Firstly, the venue. If you want to steep yourself in English history this is a good place to start. The Armourers are a guild of craftsmen making suits of armour set up in 1322, and given a Royal Charter by Henry VI in 1453. They set up their headquarters near Moorgate in London and have been there since. The building certainly impresses with its historical significance and also the attentiveness and courtesy of its staff. At the bottom of the staircase, a suit of armour announces that I have arrived in the right place. Halfway up the stairs a magnificent silver piece of a knight on horseback. Really quite distracting, especially seeing a member of staff pick it up and take it away for polishing!

The venue is appropriate for a ‘Project Controls’ themed conference with the emphasis of monitoring project value, the Armourers’ motto ‘make all sure’ is displayed on coats of arms throughout the building. This refers to the security of a suit of armour but also could be taken as a metaphor for project controls, ensuring the project is on track by comparing information on actual progress versus planned progress.

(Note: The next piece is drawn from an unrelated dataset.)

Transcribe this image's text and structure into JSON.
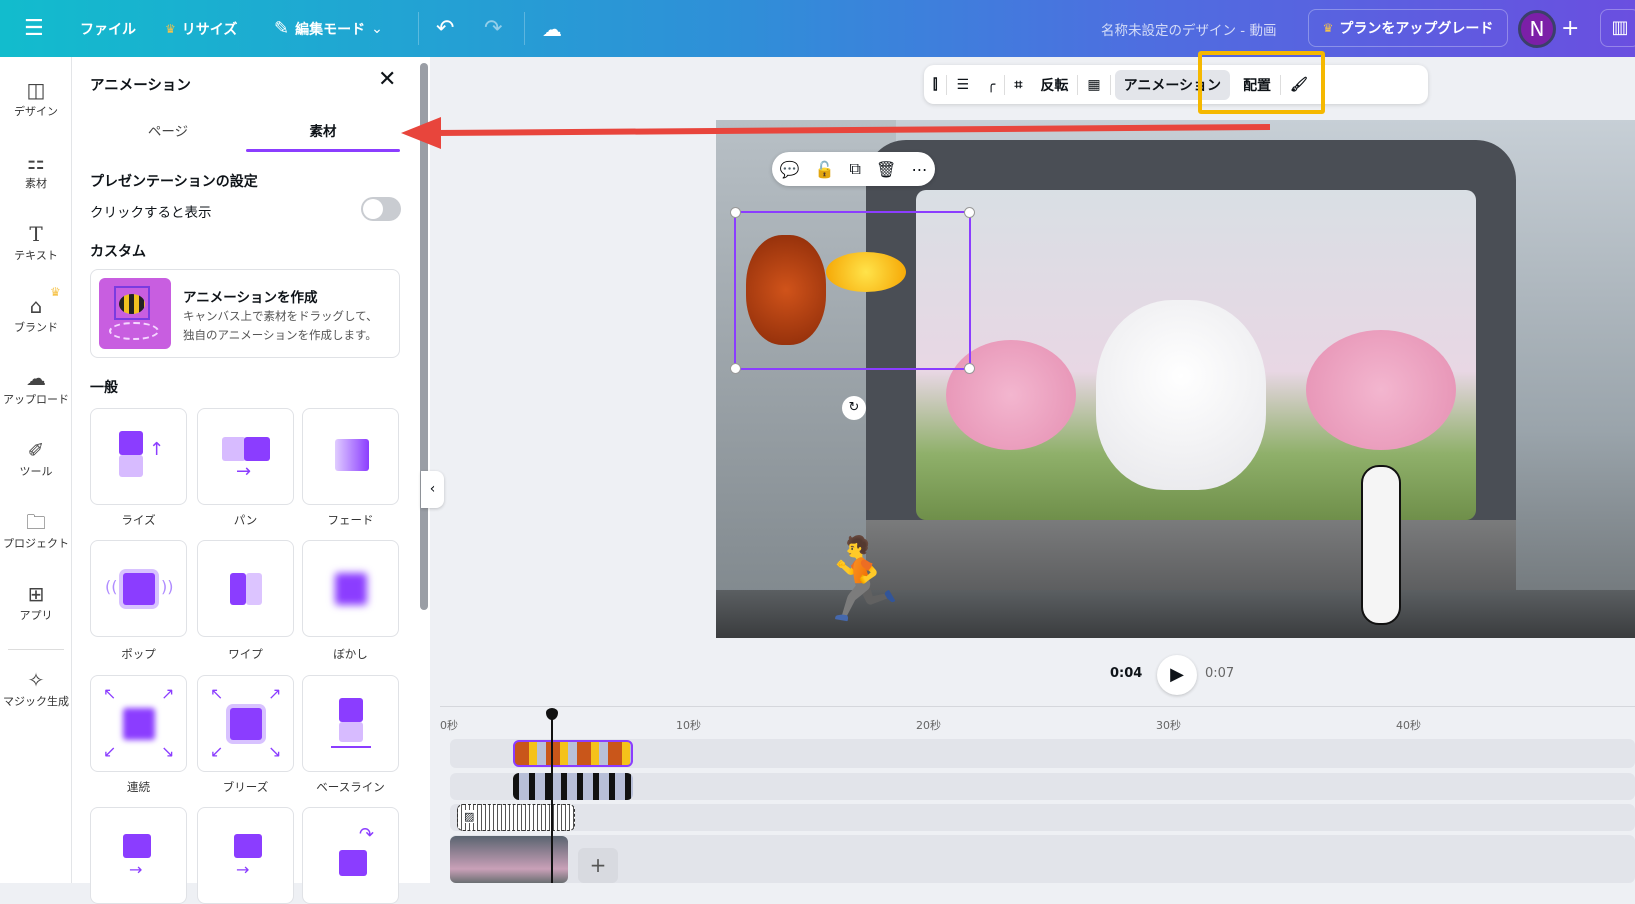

In 1703, the Armourers amalgamated with the Brasiers who produced brassware. The guilds were in similar areas of craftsmanship and were stronger together. The motto ‘we are one’ also displayed prominently in the building emphasises the two guilds see their future together and are committed to joint working. A shining example of all being one is when a member joined the guild, they committed to buying a silver spoon. This was engraved with the member’s name and kept in the guild. A priceless collection is now on display, so the guild has left a legacy for future generations in their beautiful craftsmanship and this historic building.

Today, the ‘We are One’ motto could refer to the interdependence between Project Controls and Project Management functions. The Project Manager needs consistent, reliable information on project progress in order to make decisions and obtains this from Project Controls. Project controls needs the Project Manager to interpret the information on progress and make the right decisions to keep the project on track and address any issues. Without effective project management, the project controls function is just an observer. Without an effective project controls function, the project manager is operating in the dark.

The project manager may be compared to the knight. They may be regarded as heroic but they rely on effective use of resources (horse, armour, weaponry) provided by others. Project controls will ensure all the resources are there. They also have to make sure the project has reins and stirrups to accelerate or decelerate progress!

Do all projects and organisations have a Project Controls function? Well yes, they all have this function but for small projects, it may be one of the responsibilities of the project manager, perhaps with an assistant to help gather information. In larger projects, the Project Controls function has evolved to take responsibility for gathering project data, reporting and ensuring its accuracy. In some organisations, Commercial Management may combine with Project Controls be part of a ‘Project Office’ function, procuring the resources needed and managing the contracts. It’s back room stuff but very important. As Napoleon said ‘an army marches on its stomach’. If the army is not fed, there will be no progress.

The Planning and Controls Special Interest Group is the voice of the Project Controls community within the Association for Project Management. It is a very industrious group which has produced a range of impressive publications and guidelines on Project Controls for the APM community. I attended the EVA21 conference because I was interested in becoming more involved in the Special Interest Group on Project Controls. The final photo is me in the impressive Court Room of the Armourers Hall, immediately prior to being elected to the committee. I hope that being involved in the committee, I can help build a bridge between Project Controls and Higher Education. I would also like to see more activity related to project controls in the North West region.

We are one and committee members really need support of members to ensure these aims are translated into effective actions. Your comments and offers of help are welcome!